I know what you’re thinking. “Steve, that’s apples and oranges. Accounting is nothing like sales.” You’re right. Accounting and sales are completely different. In fact, in accounting you couldn’t survive a single day without leadership. In sales, you could go months without it. You probably have. Some of you are probably going years without leadership in your sales team, but the world is changing. Turnover velocity is increasing. That means that it’s just going to keep getting worse and worse. The last year it was 2.4 years average tenure for the people on your team. What’s it going to be in 2017, in 2018? It’s getting worse, so whatever you do, let’s stop with the band-aids, okay? You’re wasting tens of thousands of dollars right now in ineffective training, on ineffective hiring firms, on ineffective consultants. These things are ineffective, by the way, because your foundation is wobbly.

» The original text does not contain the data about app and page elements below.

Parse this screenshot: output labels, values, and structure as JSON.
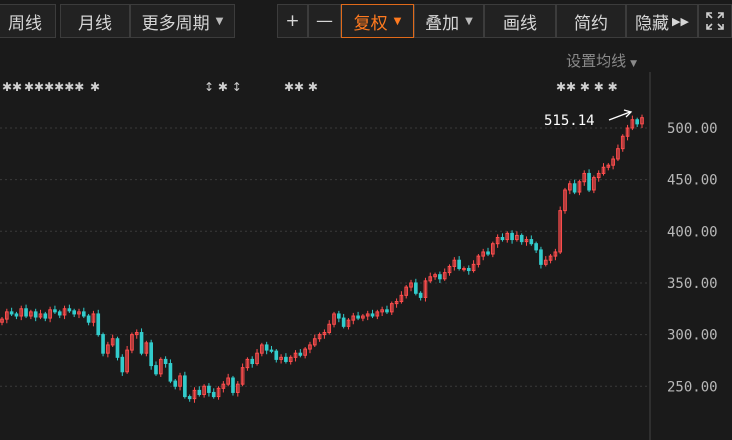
{
  "toolbar": {
    "weekly": "周线",
    "monthly": "月线",
    "more_periods": "更多周期",
    "zoom_in": "+",
    "zoom_out": "—",
    "adjust": "复权",
    "overlay": "叠加",
    "draw": "画线",
    "simple": "简约",
    "hide": "隐藏",
    "fullscreen_icon": "expand-icon"
  },
  "ma_settings": "设置均线",
  "colors": {
    "up": "#ff4d4d",
    "down": "#33cccc",
    "grid": "#3a3a3a",
    "accent": "#ff7a1f"
  },
  "chart_data": {
    "type": "candlestick",
    "ylim": [
      200,
      540
    ],
    "yticks": [
      250,
      300,
      350,
      400,
      450,
      500
    ],
    "ytick_labels": [
      "250.00",
      "300.00",
      "350.00",
      "400.00",
      "450.00",
      "500.00"
    ],
    "peak_label": "515.14",
    "peak_value": 515.14,
    "grid": true,
    "closes": [
      315,
      322,
      320,
      318,
      325,
      318,
      322,
      317,
      320,
      316,
      324,
      322,
      319,
      325,
      323,
      320,
      322,
      318,
      312,
      320,
      300,
      282,
      290,
      296,
      278,
      264,
      285,
      300,
      302,
      282,
      292,
      270,
      262,
      276,
      272,
      255,
      250,
      260,
      240,
      238,
      246,
      242,
      250,
      244,
      240,
      248,
      252,
      258,
      244,
      252,
      268,
      276,
      272,
      282,
      290,
      285,
      284,
      276,
      278,
      274,
      278,
      282,
      280,
      286,
      290,
      296,
      300,
      302,
      310,
      320,
      316,
      308,
      314,
      318,
      316,
      318,
      320,
      318,
      322,
      324,
      322,
      330,
      332,
      338,
      346,
      350,
      340,
      336,
      352,
      356,
      358,
      354,
      360,
      366,
      372,
      364,
      364,
      362,
      368,
      376,
      380,
      378,
      388,
      394,
      392,
      398,
      392,
      396,
      390,
      392,
      388,
      382,
      368,
      372,
      376,
      380,
      420,
      440,
      446,
      438,
      448,
      456,
      440,
      452,
      456,
      462,
      464,
      470,
      480,
      492,
      500,
      508,
      504,
      510
    ]
  }
}
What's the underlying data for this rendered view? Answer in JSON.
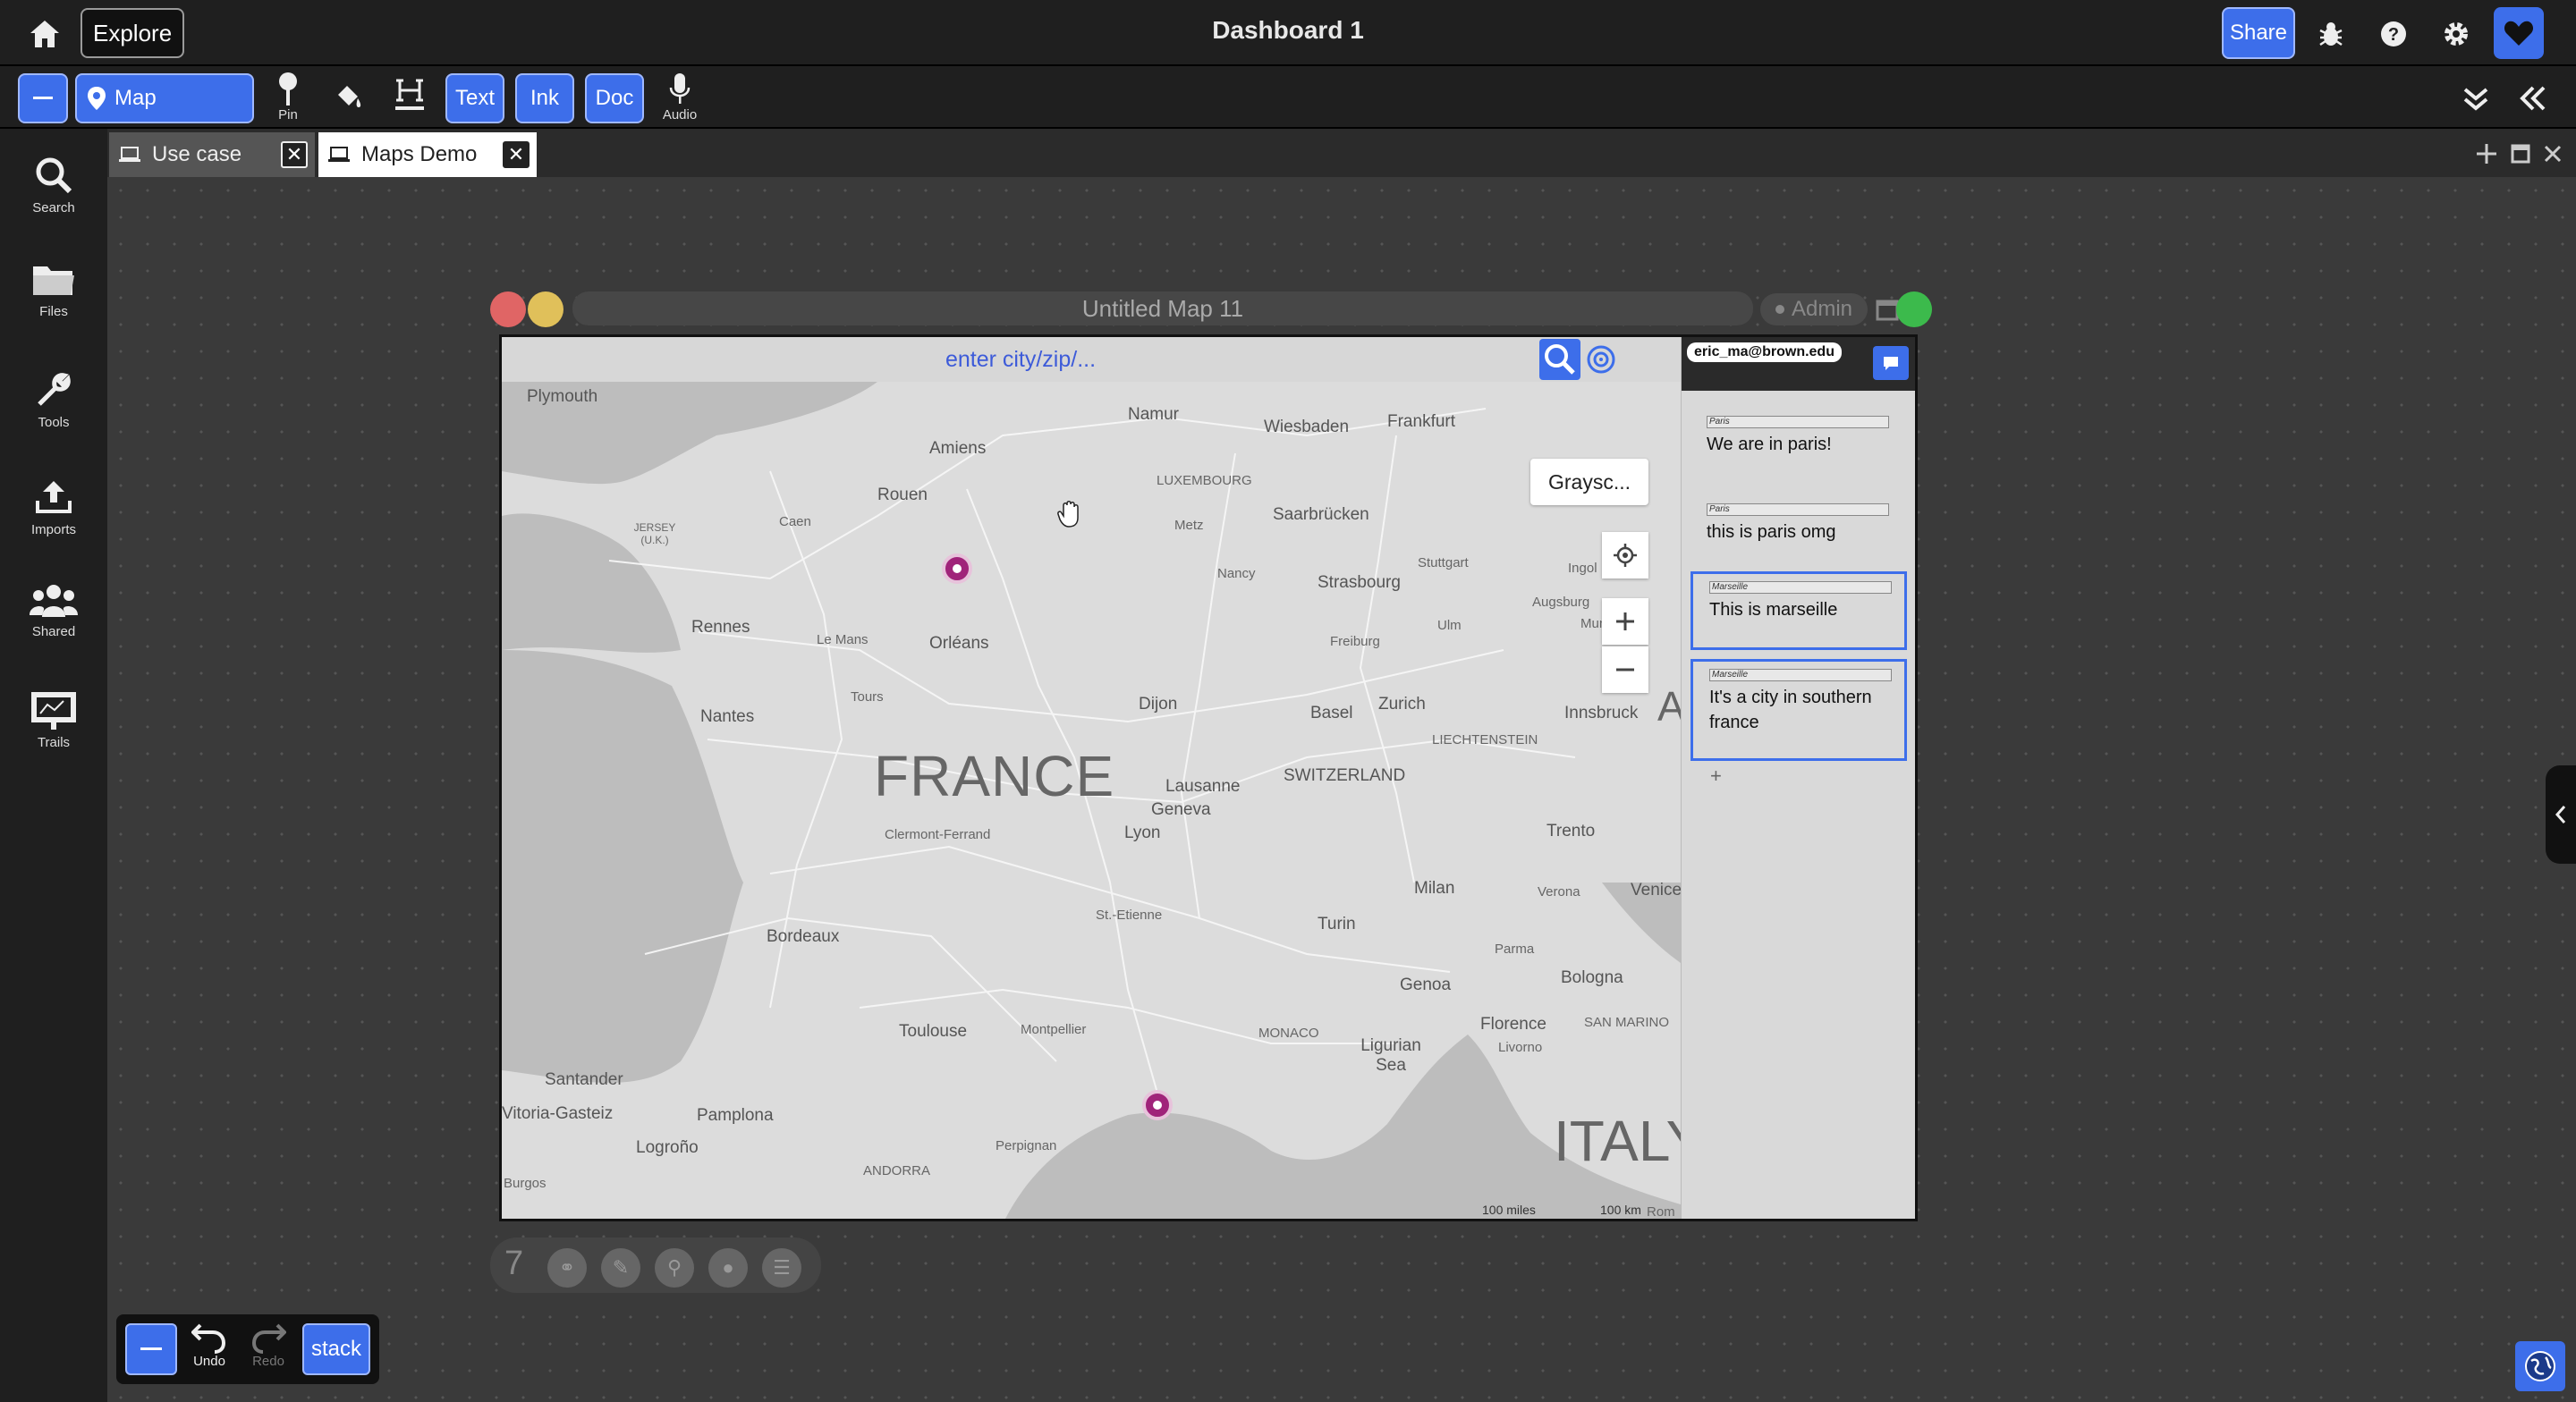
{
  "topbar": {
    "explore_label": "Explore",
    "title": "Dashboard 1",
    "share_label": "Share"
  },
  "toolbar": {
    "map_label": "Map",
    "pin_label": "Pin",
    "text_label": "Text",
    "ink_label": "Ink",
    "doc_label": "Doc",
    "audio_label": "Audio"
  },
  "tabs": [
    {
      "label": "Use case",
      "active": false
    },
    {
      "label": "Maps Demo",
      "active": true
    }
  ],
  "sidebar": {
    "items": [
      {
        "label": "Search",
        "icon": "search-icon"
      },
      {
        "label": "Files",
        "icon": "folder-icon"
      },
      {
        "label": "Tools",
        "icon": "wrench-icon"
      },
      {
        "label": "Imports",
        "icon": "upload-icon"
      },
      {
        "label": "Shared",
        "icon": "users-icon"
      },
      {
        "label": "Trails",
        "icon": "presentation-icon"
      }
    ]
  },
  "map_window": {
    "title": "Untitled Map 11",
    "admin_label": "Admin",
    "search_placeholder": "enter city/zip/...",
    "grayscale_label": "Graysc...",
    "scale_miles": "100 miles",
    "scale_km": "100 km",
    "map_labels": [
      "Plymouth",
      "Amiens",
      "Namur",
      "Wiesbaden",
      "Frankfurt",
      "LUXEMBOURG",
      "Rouen",
      "Caen",
      "Metz",
      "Saarbrücken",
      "JERSEY (U.K.)",
      "Nancy",
      "Strasbourg",
      "Stuttgart",
      "Ingol",
      "Augsburg",
      "Munich",
      "Rennes",
      "Le Mans",
      "Orléans",
      "Freiburg",
      "Ulm",
      "Nantes",
      "Tours",
      "Dijon",
      "Basel",
      "Zurich",
      "Innsbruck",
      "LIECHTENSTEIN",
      "FRANCE",
      "Lausanne",
      "SWITZERLAND",
      "Geneva",
      "Trento",
      "Clermont-Ferrand",
      "Lyon",
      "Venice",
      "Milan",
      "Verona",
      "St.-Etienne",
      "Bordeaux",
      "Turin",
      "Parma",
      "Bologna",
      "Genoa",
      "Toulouse",
      "Montpellier",
      "MONACO",
      "Ligurian Sea",
      "Florence",
      "SAN MARINO",
      "Livorno",
      "Santander",
      "Vitoria-Gasteiz",
      "Pamplona",
      "Logroño",
      "Perpignan",
      "ANDORRA",
      "Burgos",
      "ITALY",
      "A",
      "Rom"
    ]
  },
  "notes_panel": {
    "user": "eric_ma@brown.edu",
    "notes": [
      {
        "tag": "Paris",
        "text": "We are in paris!",
        "selected": false
      },
      {
        "tag": "Paris",
        "text": "this is paris omg",
        "selected": false
      },
      {
        "tag": "Marseille",
        "text": "This is marseille",
        "selected": true
      },
      {
        "tag": "Marseille",
        "text": "It's a city in southern france",
        "selected": true
      }
    ],
    "add_label": "+"
  },
  "map_footer": {
    "count": "7"
  },
  "undo_bar": {
    "undo_label": "Undo",
    "redo_label": "Redo",
    "stack_label": "stack"
  },
  "colors": {
    "accent": "#3d6eea",
    "pin": "#a0237a",
    "dark_bg": "#1f1f1f",
    "canvas": "#3a3a3a"
  }
}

I told you, most of the dealers I train do nothing with the training. It’s because they’re trying to put it on a foundation that’s wobbly. See, when I train dealers it doesn’t matter what I teach you if you have no rules in place. You can have rules, but if they’re not being enforced, it means you don’t have rules in place, or if your managers are just going to give my training lip service, or if everybody in your team just treats my visit as another box-checking exercise. You know what you do with your OEM? Every time they come in, they give you boxes to check and your team checks them off and, “Hey, look what we did?” No, you have to have a foundation. The things that we’re going to talk about today are exactly that foundation. Again, this is easy. It’s easier than the alternative.